# Work order
Output the data verbatim, minus the images.

##########

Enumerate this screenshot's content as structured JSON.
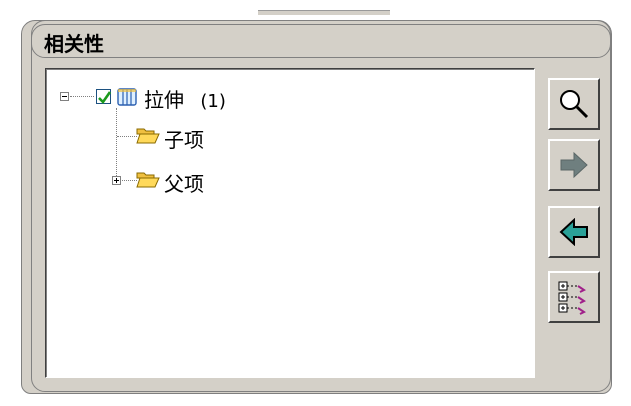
{
  "group": {
    "title": "相关性"
  },
  "tree": {
    "root": {
      "label": "拉伸",
      "count": "(1)",
      "checked": true,
      "icon": "part-cylinder-icon"
    },
    "children": [
      {
        "label": "子项",
        "icon": "folder-open-icon",
        "expandable": false
      },
      {
        "label": "父项",
        "icon": "folder-open-icon",
        "expandable": true
      }
    ]
  },
  "toolbar": {
    "buttons": [
      {
        "name": "search-button",
        "icon": "magnifier-icon"
      },
      {
        "name": "forward-button",
        "icon": "arrow-right-icon",
        "disabled": true
      },
      {
        "name": "back-button",
        "icon": "arrow-left-icon"
      },
      {
        "name": "expand-tree-button",
        "icon": "tree-expand-icon"
      }
    ]
  },
  "colors": {
    "panel": "#d4d0c8",
    "folder": "#f0c040",
    "check": "#1c9a1c",
    "teal_arrow": "#2aa198",
    "gray_arrow": "#6f7f7f"
  }
}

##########

# Solved exercise
Enumerate this screenshot's content as structured JSON.
{
  "group": {
    "title": "相关性"
  },
  "tree": {
    "root": {
      "label": "拉伸",
      "count": "(1)",
      "checked": true,
      "icon": "part-cylinder-icon"
    },
    "children": [
      {
        "label": "子项",
        "icon": "folder-open-icon",
        "expandable": false
      },
      {
        "label": "父项",
        "icon": "folder-open-icon",
        "expandable": true
      }
    ]
  },
  "toolbar": {
    "buttons": [
      {
        "name": "search-button",
        "icon": "magnifier-icon"
      },
      {
        "name": "forward-button",
        "icon": "arrow-right-icon",
        "disabled": true
      },
      {
        "name": "back-button",
        "icon": "arrow-left-icon"
      },
      {
        "name": "expand-tree-button",
        "icon": "tree-expand-icon"
      }
    ]
  },
  "colors": {
    "panel": "#d4d0c8",
    "folder": "#f0c040",
    "check": "#1c9a1c",
    "teal_arrow": "#2aa198",
    "gray_arrow": "#6f7f7f"
  }
}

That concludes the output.